→ WHAT THE TASK ASKS:
Your response should contain each line of the data that includes "luôn".

→ DATA PROVIDED:
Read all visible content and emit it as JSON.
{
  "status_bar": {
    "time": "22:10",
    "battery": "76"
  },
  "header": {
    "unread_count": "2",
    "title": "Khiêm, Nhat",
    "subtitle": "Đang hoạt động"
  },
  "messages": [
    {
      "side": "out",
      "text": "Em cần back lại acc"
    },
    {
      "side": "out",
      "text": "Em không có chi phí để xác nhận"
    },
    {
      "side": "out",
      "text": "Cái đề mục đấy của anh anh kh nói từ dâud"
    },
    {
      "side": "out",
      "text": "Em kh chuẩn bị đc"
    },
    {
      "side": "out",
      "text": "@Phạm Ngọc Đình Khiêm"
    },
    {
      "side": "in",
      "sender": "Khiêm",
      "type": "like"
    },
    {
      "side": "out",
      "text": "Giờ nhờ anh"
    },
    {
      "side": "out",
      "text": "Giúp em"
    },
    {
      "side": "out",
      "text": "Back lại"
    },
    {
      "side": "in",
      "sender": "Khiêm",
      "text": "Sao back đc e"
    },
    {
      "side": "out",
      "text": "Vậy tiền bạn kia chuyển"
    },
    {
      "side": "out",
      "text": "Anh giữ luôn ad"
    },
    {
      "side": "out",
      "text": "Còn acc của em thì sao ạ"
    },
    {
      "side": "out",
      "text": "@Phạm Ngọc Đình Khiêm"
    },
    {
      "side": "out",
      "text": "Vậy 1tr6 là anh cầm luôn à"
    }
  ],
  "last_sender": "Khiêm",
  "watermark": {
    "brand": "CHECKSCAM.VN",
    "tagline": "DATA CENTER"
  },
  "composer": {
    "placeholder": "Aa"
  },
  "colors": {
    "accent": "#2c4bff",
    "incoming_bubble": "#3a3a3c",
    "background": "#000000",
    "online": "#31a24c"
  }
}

→ RESPONSE:
      "text": "Anh giữ luôn ad"
      "text": "Vậy 1tr6 là anh cầm luôn à"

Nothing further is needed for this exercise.